Segment Start: Information shown

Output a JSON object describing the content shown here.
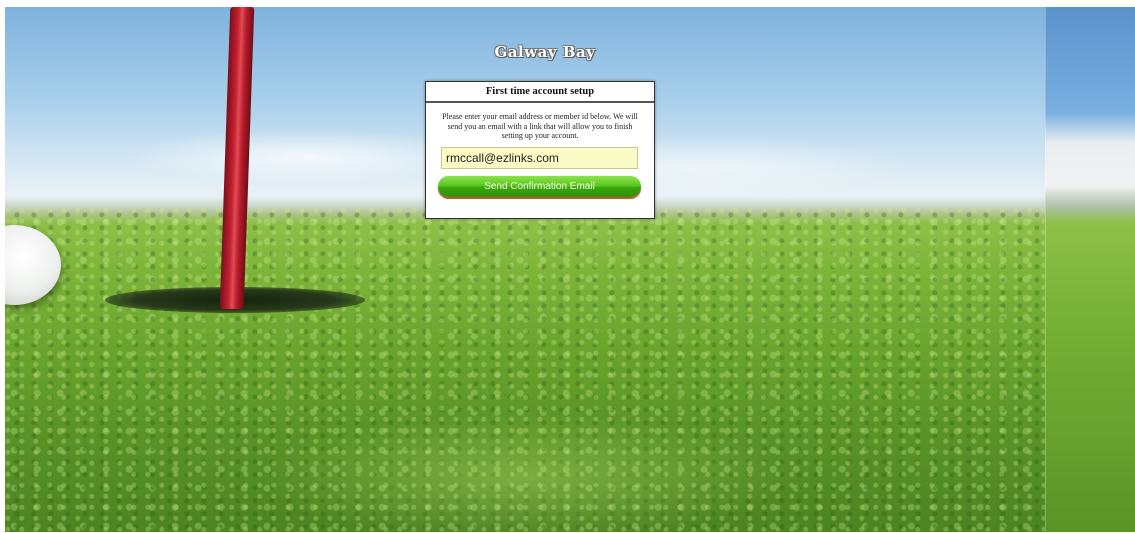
{
  "page": {
    "title": "Galway Bay"
  },
  "dialog": {
    "heading": "First time account setup",
    "instructions": "Please enter your email address or member id below. We will send you an email with a link that will allow you to finish setting up your account.",
    "email_value": "rmccall@ezlinks.com",
    "send_button_label": "Send Confirmation Email"
  },
  "colors": {
    "button_green": "#4cbb17",
    "input_background": "#fbfbc6",
    "flag_red": "#c42131"
  }
}
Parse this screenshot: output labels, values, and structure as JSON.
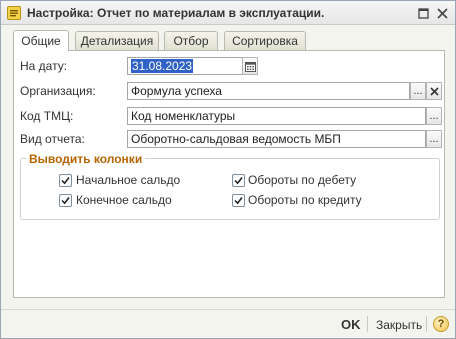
{
  "window": {
    "title": "Настройка: Отчет по материалам в эксплуатации."
  },
  "tabs": [
    {
      "label": "Общие",
      "active": true
    },
    {
      "label": "Детализация",
      "active": false
    },
    {
      "label": "Отбор",
      "active": false
    },
    {
      "label": "Сортировка",
      "active": false
    }
  ],
  "fields": {
    "date": {
      "label": "На дату:",
      "value": "31.08.2023"
    },
    "organization": {
      "label": "Организация:",
      "value": "Формула успеха",
      "select_button": "...",
      "clear_button": "×"
    },
    "tmc_code": {
      "label": "Код ТМЦ:",
      "value": "Код номенклатуры",
      "select_button": "..."
    },
    "report_type": {
      "label": "Вид отчета:",
      "value": "Оборотно-сальдовая ведомость МБП",
      "select_button": "..."
    }
  },
  "columns_group": {
    "title": "Выводить колонки",
    "checkboxes": [
      {
        "label": "Начальное сальдо",
        "checked": true
      },
      {
        "label": "Конечное сальдо",
        "checked": true
      },
      {
        "label": "Обороты по дебету",
        "checked": true
      },
      {
        "label": "Обороты по кредиту",
        "checked": true
      }
    ]
  },
  "footer": {
    "ok_label": "OK",
    "close_label": "Закрыть",
    "help_label": "?"
  },
  "colors": {
    "group_title": "#b46400",
    "selection": "#2f62c6"
  }
}
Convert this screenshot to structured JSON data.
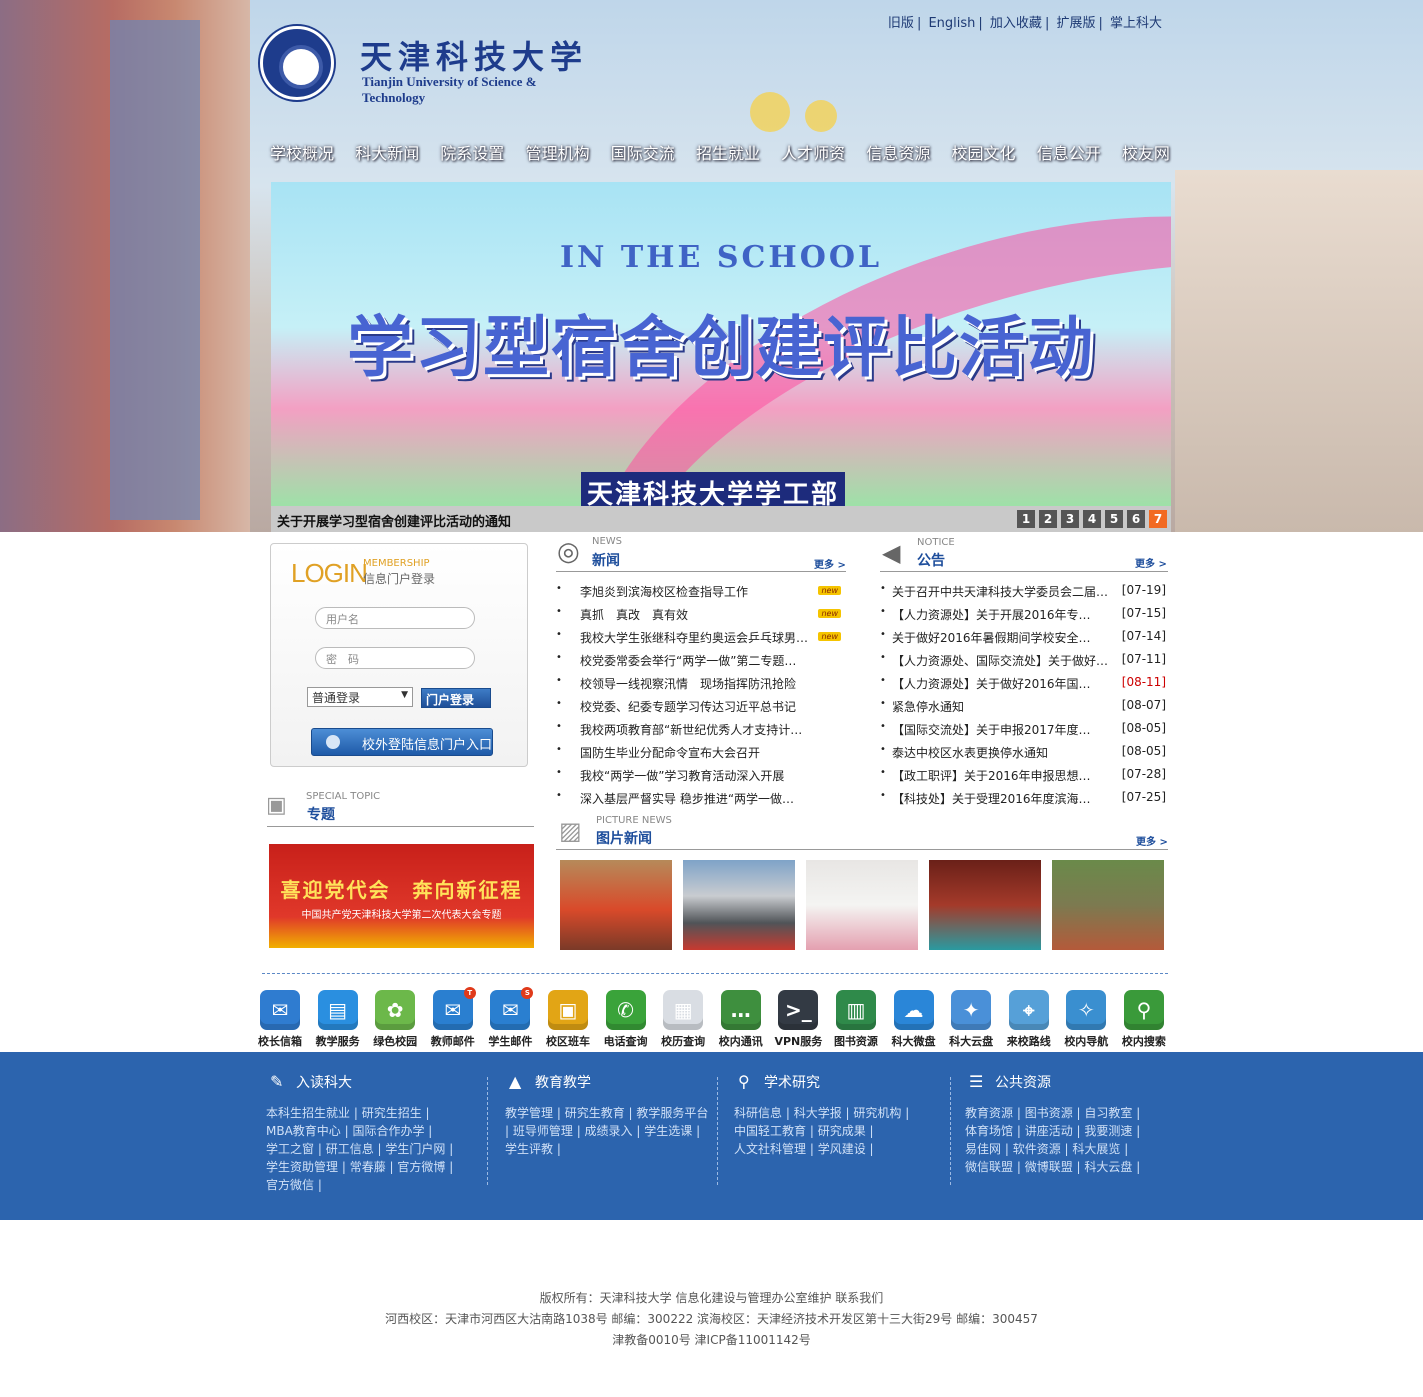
{
  "topnav": [
    "旧版",
    "English",
    "加入收藏",
    "扩展版",
    "掌上科大"
  ],
  "logo": {
    "cn": "天津科技大学",
    "en": "Tianjin University of Science & Technology"
  },
  "mainnav": [
    "学校概况",
    "科大新闻",
    "院系设置",
    "管理机构",
    "国际交流",
    "招生就业",
    "人才师资",
    "信息资源",
    "校园文化",
    "信息公开",
    "校友网"
  ],
  "banner": {
    "subtitle": "IN THE SCHOOL",
    "title": "学习型宿舍创建评比活动",
    "footer": "天津科技大学学工部",
    "caption": "关于开展学习型宿舍创建评比活动的通知",
    "pages": [
      "1",
      "2",
      "3",
      "4",
      "5",
      "6",
      "7"
    ],
    "active_page": "7"
  },
  "login": {
    "big": "LOGIN",
    "membership": "MEMBERSHIP",
    "subtitle": "信息门户登录",
    "username_placeholder": "用户名",
    "password_placeholder": "密　码",
    "mode": "普通登录",
    "login_btn": "门户登录",
    "outside_btn": "校外登陆信息门户入口"
  },
  "topic": {
    "en": "SPECIAL TOPIC",
    "cn": "专题",
    "line1": "喜迎党代会　奔向新征程",
    "line2": "中国共产党天津科技大学第二次代表大会专题"
  },
  "news": {
    "en": "NEWS",
    "cn": "新闻",
    "more": "更多 >",
    "new_tag": "new",
    "items": [
      {
        "t": "李旭炎到滨海校区检查指导工作",
        "new": true
      },
      {
        "t": "真抓　真改　真有效",
        "new": true
      },
      {
        "t": "我校大学生张继科夺里约奥运会乒乓球男…",
        "new": true
      },
      {
        "t": "校党委常委会举行“两学一做”第二专题…",
        "new": false
      },
      {
        "t": "校领导一线视察汛情　现场指挥防汛抢险",
        "new": false
      },
      {
        "t": "校党委、纪委专题学习传达习近平总书记",
        "new": false
      },
      {
        "t": "我校两项教育部“新世纪优秀人才支持计…",
        "new": false
      },
      {
        "t": "国防生毕业分配命令宣布大会召开",
        "new": false
      },
      {
        "t": "我校“两学一做”学习教育活动深入开展",
        "new": false
      },
      {
        "t": "深入基层严督实导 稳步推进“两学一做…",
        "new": false
      }
    ]
  },
  "notice": {
    "en": "NOTICE",
    "cn": "公告",
    "more": "更多 >",
    "items": [
      {
        "t": "关于召开中共天津科技大学委员会二届…",
        "d": "[07-19]",
        "red": false
      },
      {
        "t": "【人力资源处】关于开展2016年专…",
        "d": "[07-15]",
        "red": false
      },
      {
        "t": "关于做好2016年暑假期间学校安全…",
        "d": "[07-14]",
        "red": false
      },
      {
        "t": "【人力资源处、国际交流处】关于做好…",
        "d": "[07-11]",
        "red": false
      },
      {
        "t": "【人力资源处】关于做好2016年国…",
        "d": "[08-11]",
        "red": true
      },
      {
        "t": "紧急停水通知",
        "d": "[08-07]",
        "red": false
      },
      {
        "t": "【国际交流处】关于申报2017年度…",
        "d": "[08-05]",
        "red": false
      },
      {
        "t": "泰达中校区水表更换停水通知",
        "d": "[08-05]",
        "red": false
      },
      {
        "t": "【政工职评】关于2016年申报思想…",
        "d": "[07-28]",
        "red": false
      },
      {
        "t": "【科技处】关于受理2016年度滨海…",
        "d": "[07-25]",
        "red": false
      }
    ]
  },
  "picnews": {
    "en": "PICTURE NEWS",
    "cn": "图片新闻",
    "more": "更多 >"
  },
  "apps": [
    {
      "label": "校长信箱",
      "icon": "mail-icon",
      "color": "#2f7cd0",
      "glyph": "✉",
      "badge": ""
    },
    {
      "label": "教学服务",
      "icon": "document-icon",
      "color": "#2a8fe0",
      "glyph": "▤",
      "badge": ""
    },
    {
      "label": "绿色校园",
      "icon": "flower-icon",
      "color": "#6cb84a",
      "glyph": "✿",
      "badge": ""
    },
    {
      "label": "教师邮件",
      "icon": "envelope-icon",
      "color": "#2a7fd0",
      "glyph": "✉",
      "badge": "T"
    },
    {
      "label": "学生邮件",
      "icon": "envelope-icon",
      "color": "#2a7fd0",
      "glyph": "✉",
      "badge": "S"
    },
    {
      "label": "校区班车",
      "icon": "bus-icon",
      "color": "#e2a515",
      "glyph": "▣",
      "badge": ""
    },
    {
      "label": "电话查询",
      "icon": "phone-icon",
      "color": "#3aa33a",
      "glyph": "✆",
      "badge": ""
    },
    {
      "label": "校历查询",
      "icon": "calendar-icon",
      "color": "#d9dde3",
      "glyph": "▦",
      "badge": ""
    },
    {
      "label": "校内通讯",
      "icon": "chat-icon",
      "color": "#3e8f3e",
      "glyph": "…",
      "badge": ""
    },
    {
      "label": "VPN服务",
      "icon": "terminal-icon",
      "color": "#333a44",
      "glyph": ">_",
      "badge": ""
    },
    {
      "label": "图书资源",
      "icon": "books-icon",
      "color": "#2f8a4a",
      "glyph": "▥",
      "badge": ""
    },
    {
      "label": "科大微盘",
      "icon": "cloud-icon",
      "color": "#2a86d8",
      "glyph": "☁",
      "badge": ""
    },
    {
      "label": "科大云盘",
      "icon": "cloud-share-icon",
      "color": "#4a90d8",
      "glyph": "✦",
      "badge": ""
    },
    {
      "label": "来校路线",
      "icon": "map-icon",
      "color": "#56a0d8",
      "glyph": "⌖",
      "badge": ""
    },
    {
      "label": "校内导航",
      "icon": "compass-icon",
      "color": "#3a8fd0",
      "glyph": "✧",
      "badge": ""
    },
    {
      "label": "校内搜索",
      "icon": "search-icon",
      "color": "#3a9a3a",
      "glyph": "⚲",
      "badge": ""
    }
  ],
  "footer": [
    {
      "title": "入读科大",
      "icon": "book-icon",
      "glyph": "✎",
      "links": [
        "本科生招生就业",
        "研究生招生",
        "MBA教育中心",
        "国际合作办学",
        "学工之窗",
        "研工信息",
        "学生门户网",
        "学生资助管理",
        "常春藤",
        "官方微博",
        "官方微信"
      ]
    },
    {
      "title": "教育教学",
      "icon": "building-icon",
      "glyph": "▲",
      "links": [
        "教学管理",
        "研究生教育",
        "教学服务平台",
        "班导师管理",
        "成绩录入",
        "学生选课",
        "学生评教"
      ]
    },
    {
      "title": "学术研究",
      "icon": "magnifier-icon",
      "glyph": "⚲",
      "links": [
        "科研信息",
        "科大学报",
        "研究机构",
        "中国轻工教育",
        "研究成果",
        "人文社科管理",
        "学风建设"
      ]
    },
    {
      "title": "公共资源",
      "icon": "list-icon",
      "glyph": "☰",
      "links": [
        "教育资源",
        "图书资源",
        "自习教室",
        "体育场馆",
        "讲座活动",
        "我要测速",
        "易佳网",
        "软件资源",
        "科大展览",
        "微信联盟",
        "微博联盟",
        "科大云盘"
      ]
    }
  ],
  "copyright": {
    "line1": "版权所有：天津科技大学 信息化建设与管理办公室维护 联系我们",
    "line2": "河西校区：天津市河西区大沽南路1038号 邮编：300222 滨海校区：天津经济技术开发区第十三大街29号 邮编：300457",
    "line3": "津教备0010号 津ICP备11001142号"
  }
}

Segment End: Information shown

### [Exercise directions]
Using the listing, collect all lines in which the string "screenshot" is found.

### [Solution to the problem]
Parse this screenshot: output labels, values, and structure as JSON.
Convert this screenshot to structured JSON data.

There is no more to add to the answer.